#### Required work:
Repeat the records below exactly as they appear.

#### Records from a data collection:
────────────────

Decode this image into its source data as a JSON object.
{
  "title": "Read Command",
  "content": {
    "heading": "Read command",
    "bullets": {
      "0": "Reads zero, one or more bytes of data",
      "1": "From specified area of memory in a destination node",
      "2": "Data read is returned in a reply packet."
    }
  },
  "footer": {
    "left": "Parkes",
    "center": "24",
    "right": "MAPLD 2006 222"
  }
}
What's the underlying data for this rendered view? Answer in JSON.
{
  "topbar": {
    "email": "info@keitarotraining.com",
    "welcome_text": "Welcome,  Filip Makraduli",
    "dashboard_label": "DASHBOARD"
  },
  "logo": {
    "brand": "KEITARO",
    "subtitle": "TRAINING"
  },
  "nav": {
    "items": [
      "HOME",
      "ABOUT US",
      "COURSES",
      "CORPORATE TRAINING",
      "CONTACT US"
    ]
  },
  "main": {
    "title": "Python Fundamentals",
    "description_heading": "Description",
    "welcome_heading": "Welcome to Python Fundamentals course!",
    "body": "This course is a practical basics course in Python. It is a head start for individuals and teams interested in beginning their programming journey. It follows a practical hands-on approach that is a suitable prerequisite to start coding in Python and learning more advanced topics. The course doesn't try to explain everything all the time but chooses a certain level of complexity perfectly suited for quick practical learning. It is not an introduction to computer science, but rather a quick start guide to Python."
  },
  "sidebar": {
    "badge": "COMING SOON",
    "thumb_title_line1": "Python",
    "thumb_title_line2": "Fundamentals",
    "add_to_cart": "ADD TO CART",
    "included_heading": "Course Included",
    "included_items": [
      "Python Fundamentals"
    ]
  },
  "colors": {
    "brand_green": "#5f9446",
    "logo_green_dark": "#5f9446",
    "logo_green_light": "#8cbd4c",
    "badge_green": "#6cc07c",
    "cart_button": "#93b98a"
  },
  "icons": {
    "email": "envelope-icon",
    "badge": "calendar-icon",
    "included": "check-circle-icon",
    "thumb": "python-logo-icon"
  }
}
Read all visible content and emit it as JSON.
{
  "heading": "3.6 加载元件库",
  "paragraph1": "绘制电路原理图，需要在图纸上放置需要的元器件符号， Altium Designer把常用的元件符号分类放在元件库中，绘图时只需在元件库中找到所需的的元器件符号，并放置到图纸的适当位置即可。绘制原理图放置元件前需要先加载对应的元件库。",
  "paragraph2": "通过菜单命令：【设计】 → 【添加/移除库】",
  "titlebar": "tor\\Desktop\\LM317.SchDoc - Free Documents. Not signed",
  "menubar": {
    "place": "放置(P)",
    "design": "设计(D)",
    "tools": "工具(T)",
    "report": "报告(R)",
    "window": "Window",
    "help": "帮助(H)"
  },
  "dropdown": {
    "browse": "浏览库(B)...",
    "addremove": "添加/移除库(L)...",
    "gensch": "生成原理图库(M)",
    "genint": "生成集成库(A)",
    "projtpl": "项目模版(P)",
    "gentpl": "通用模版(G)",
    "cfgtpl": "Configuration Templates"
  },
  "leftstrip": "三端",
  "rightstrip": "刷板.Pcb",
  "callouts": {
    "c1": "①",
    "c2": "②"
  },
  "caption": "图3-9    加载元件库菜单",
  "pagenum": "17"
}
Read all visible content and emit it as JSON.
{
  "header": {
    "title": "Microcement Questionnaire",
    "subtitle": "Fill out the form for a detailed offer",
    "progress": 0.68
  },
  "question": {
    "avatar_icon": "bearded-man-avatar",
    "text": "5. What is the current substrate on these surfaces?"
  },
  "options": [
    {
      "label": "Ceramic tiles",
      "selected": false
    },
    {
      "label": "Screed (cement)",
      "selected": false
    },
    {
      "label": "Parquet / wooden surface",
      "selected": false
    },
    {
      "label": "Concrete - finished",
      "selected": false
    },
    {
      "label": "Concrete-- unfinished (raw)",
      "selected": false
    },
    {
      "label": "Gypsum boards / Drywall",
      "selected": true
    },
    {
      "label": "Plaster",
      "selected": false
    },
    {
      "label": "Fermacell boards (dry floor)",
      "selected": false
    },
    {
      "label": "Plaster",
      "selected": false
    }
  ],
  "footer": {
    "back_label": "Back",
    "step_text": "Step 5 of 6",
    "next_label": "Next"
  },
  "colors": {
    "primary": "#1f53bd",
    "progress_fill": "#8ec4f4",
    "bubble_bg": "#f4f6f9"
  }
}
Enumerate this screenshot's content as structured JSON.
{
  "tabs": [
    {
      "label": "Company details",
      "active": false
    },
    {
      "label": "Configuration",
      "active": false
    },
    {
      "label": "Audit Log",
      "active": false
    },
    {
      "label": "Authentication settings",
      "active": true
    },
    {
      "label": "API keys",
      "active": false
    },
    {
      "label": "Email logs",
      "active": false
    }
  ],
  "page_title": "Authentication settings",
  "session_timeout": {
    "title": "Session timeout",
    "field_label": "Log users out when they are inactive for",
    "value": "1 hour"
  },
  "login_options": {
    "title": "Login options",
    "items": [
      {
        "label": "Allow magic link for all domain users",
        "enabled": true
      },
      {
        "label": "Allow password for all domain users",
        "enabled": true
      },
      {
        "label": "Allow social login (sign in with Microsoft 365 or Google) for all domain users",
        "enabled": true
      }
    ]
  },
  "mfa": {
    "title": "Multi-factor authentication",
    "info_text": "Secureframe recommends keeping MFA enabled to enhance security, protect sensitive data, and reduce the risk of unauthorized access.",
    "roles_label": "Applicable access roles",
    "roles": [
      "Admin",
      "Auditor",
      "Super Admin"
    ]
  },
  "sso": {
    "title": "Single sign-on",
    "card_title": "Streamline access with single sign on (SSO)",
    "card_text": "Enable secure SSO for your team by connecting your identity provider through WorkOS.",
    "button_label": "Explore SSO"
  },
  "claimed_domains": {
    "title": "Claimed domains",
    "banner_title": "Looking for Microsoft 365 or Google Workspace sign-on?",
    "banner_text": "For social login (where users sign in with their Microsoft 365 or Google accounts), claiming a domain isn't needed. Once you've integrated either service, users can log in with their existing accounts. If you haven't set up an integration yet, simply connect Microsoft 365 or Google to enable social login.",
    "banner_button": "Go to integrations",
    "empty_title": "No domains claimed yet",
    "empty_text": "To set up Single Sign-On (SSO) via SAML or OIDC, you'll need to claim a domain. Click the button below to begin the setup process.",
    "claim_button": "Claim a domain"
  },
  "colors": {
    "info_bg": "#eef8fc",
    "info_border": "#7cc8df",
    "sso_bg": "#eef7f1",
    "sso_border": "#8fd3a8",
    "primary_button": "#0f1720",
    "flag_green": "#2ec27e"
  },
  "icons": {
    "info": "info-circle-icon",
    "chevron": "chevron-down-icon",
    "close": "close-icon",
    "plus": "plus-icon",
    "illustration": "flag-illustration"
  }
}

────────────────

#### Expected output:
Decode this image into its source data as a JSON object.
{
  "title": "Read Command",
  "content": {
    "heading": "Read command",
    "bullets": {
      "0": "Reads zero, one or more bytes of data",
      "1": "From specified area of memory in a destination node",
      "2": "Data read is returned in a reply packet."
    }
  },
  "footer": {
    "left": "Parkes",
    "center": "24",
    "right": "MAPLD 2006 222"
  }
}
What's the underlying data for this rendered view? Answer in JSON.
{
  "topbar": {
    "email": "info@keitarotraining.com",
    "welcome_text": "Welcome,  Filip Makraduli",
    "dashboard_label": "DASHBOARD"
  },
  "logo": {
    "brand": "KEITARO",
    "subtitle": "TRAINING"
  },
  "nav": {
    "items": [
      "HOME",
      "ABOUT US",
      "COURSES",
      "CORPORATE TRAINING",
      "CONTACT US"
    ]
  },
  "main": {
    "title": "Python Fundamentals",
    "description_heading": "Description",
    "welcome_heading": "Welcome to Python Fundamentals course!",
    "body": "This course is a practical basics course in Python. It is a head start for individuals and teams interested in beginning their programming journey. It follows a practical hands-on approach that is a suitable prerequisite to start coding in Python and learning more advanced topics. The course doesn't try to explain everything all the time but chooses a certain level of complexity perfectly suited for quick practical learning. It is not an introduction to computer science, but rather a quick start guide to Python."
  },
  "sidebar": {
    "badge": "COMING SOON",
    "thumb_title_line1": "Python",
    "thumb_title_line2": "Fundamentals",
    "add_to_cart": "ADD TO CART",
    "included_heading": "Course Included",
    "included_items": [
      "Python Fundamentals"
    ]
  },
  "colors": {
    "brand_green": "#5f9446",
    "logo_green_dark": "#5f9446",
    "logo_green_light": "#8cbd4c",
    "badge_green": "#6cc07c",
    "cart_button": "#93b98a"
  },
  "icons": {
    "email": "envelope-icon",
    "badge": "calendar-icon",
    "included": "check-circle-icon",
    "thumb": "python-logo-icon"
  }
}
Read all visible content and emit it as JSON.
{
  "heading": "3.6 加载元件库",
  "paragraph1": "绘制电路原理图，需要在图纸上放置需要的元器件符号， Altium Designer把常用的元件符号分类放在元件库中，绘图时只需在元件库中找到所需的的元器件符号，并放置到图纸的适当位置即可。绘制原理图放置元件前需要先加载对应的元件库。",
  "paragraph2": "通过菜单命令：【设计】 → 【添加/移除库】",
  "titlebar": "tor\\Desktop\\LM317.SchDoc - Free Documents. Not signed",
  "menubar": {
    "place": "放置(P)",
    "design": "设计(D)",
    "tools": "工具(T)",
    "report": "报告(R)",
    "window": "Window",
    "help": "帮助(H)"
  },
  "dropdown": {
    "browse": "浏览库(B)...",
    "addremove": "添加/移除库(L)...",
    "gensch": "生成原理图库(M)",
    "genint": "生成集成库(A)",
    "projtpl": "项目模版(P)",
    "gentpl": "通用模版(G)",
    "cfgtpl": "Configuration Templates"
  },
  "leftstrip": "三端",
  "rightstrip": "刷板.Pcb",
  "callouts": {
    "c1": "①",
    "c2": "②"
  },
  "caption": "图3-9    加载元件库菜单",
  "pagenum": "17"
}
Read all visible content and emit it as JSON.
{
  "header": {
    "title": "Microcement Questionnaire",
    "subtitle": "Fill out the form for a detailed offer",
    "progress": 0.68
  },
  "question": {
    "avatar_icon": "bearded-man-avatar",
    "text": "5. What is the current substrate on these surfaces?"
  },
  "options": [
    {
      "label": "Ceramic tiles",
      "selected": false
    },
    {
      "label": "Screed (cement)",
      "selected": false
    },
    {
      "label": "Parquet / wooden surface",
      "selected": false
    },
    {
      "label": "Concrete - finished",
      "selected": false
    },
    {
      "label": "Concrete-- unfinished (raw)",
      "selected": false
    },
    {
      "label": "Gypsum boards / Drywall",
      "selected": true
    },
    {
      "label": "Plaster",
      "selected": false
    },
    {
      "label": "Fermacell boards (dry floor)",
      "selected": false
    },
    {
      "label": "Plaster",
      "selected": false
    }
  ],
  "footer": {
    "back_label": "Back",
    "step_text": "Step 5 of 6",
    "next_label": "Next"
  },
  "colors": {
    "primary": "#1f53bd",
    "progress_fill": "#8ec4f4",
    "bubble_bg": "#f4f6f9"
  }
}
Enumerate this screenshot's content as structured JSON.
{
  "tabs": [
    {
      "label": "Company details",
      "active": false
    },
    {
      "label": "Configuration",
      "active": false
    },
    {
      "label": "Audit Log",
      "active": false
    },
    {
      "label": "Authentication settings",
      "active": true
    },
    {
      "label": "API keys",
      "active": false
    },
    {
      "label": "Email logs",
      "active": false
    }
  ],
  "page_title": "Authentication settings",
  "session_timeout": {
    "title": "Session timeout",
    "field_label": "Log users out when they are inactive for",
    "value": "1 hour"
  },
  "login_options": {
    "title": "Login options",
    "items": [
      {
        "label": "Allow magic link for all domain users",
        "enabled": true
      },
      {
        "label": "Allow password for all domain users",
        "enabled": true
      },
      {
        "label": "Allow social login (sign in with Microsoft 365 or Google) for all domain users",
        "enabled": true
      }
    ]
  },
  "mfa": {
    "title": "Multi-factor authentication",
    "info_text": "Secureframe recommends keeping MFA enabled to enhance security, protect sensitive data, and reduce the risk of unauthorized access.",
    "roles_label": "Applicable access roles",
    "roles": [
      "Admin",
      "Auditor",
      "Super Admin"
    ]
  },
  "sso": {
    "title": "Single sign-on",
    "card_title": "Streamline access with single sign on (SSO)",
    "card_text": "Enable secure SSO for your team by connecting your identity provider through WorkOS.",
    "button_label": "Explore SSO"
  },
  "claimed_domains": {
    "title": "Claimed domains",
    "banner_title": "Looking for Microsoft 365 or Google Workspace sign-on?",
    "banner_text": "For social login (where users sign in with their Microsoft 365 or Google accounts), claiming a domain isn't needed. Once you've integrated either service, users can log in with their existing accounts. If you haven't set up an integration yet, simply connect Microsoft 365 or Google to enable social login.",
    "banner_button": "Go to integrations",
    "empty_title": "No domains claimed yet",
    "empty_text": "To set up Single Sign-On (SSO) via SAML or OIDC, you'll need to claim a domain. Click the button below to begin the setup process.",
    "claim_button": "Claim a domain"
  },
  "colors": {
    "info_bg": "#eef8fc",
    "info_border": "#7cc8df",
    "sso_bg": "#eef7f1",
    "sso_border": "#8fd3a8",
    "primary_button": "#0f1720",
    "flag_green": "#2ec27e"
  },
  "icons": {
    "info": "info-circle-icon",
    "chevron": "chevron-down-icon",
    "close": "close-icon",
    "plus": "plus-icon",
    "illustration": "flag-illustration"
  }
}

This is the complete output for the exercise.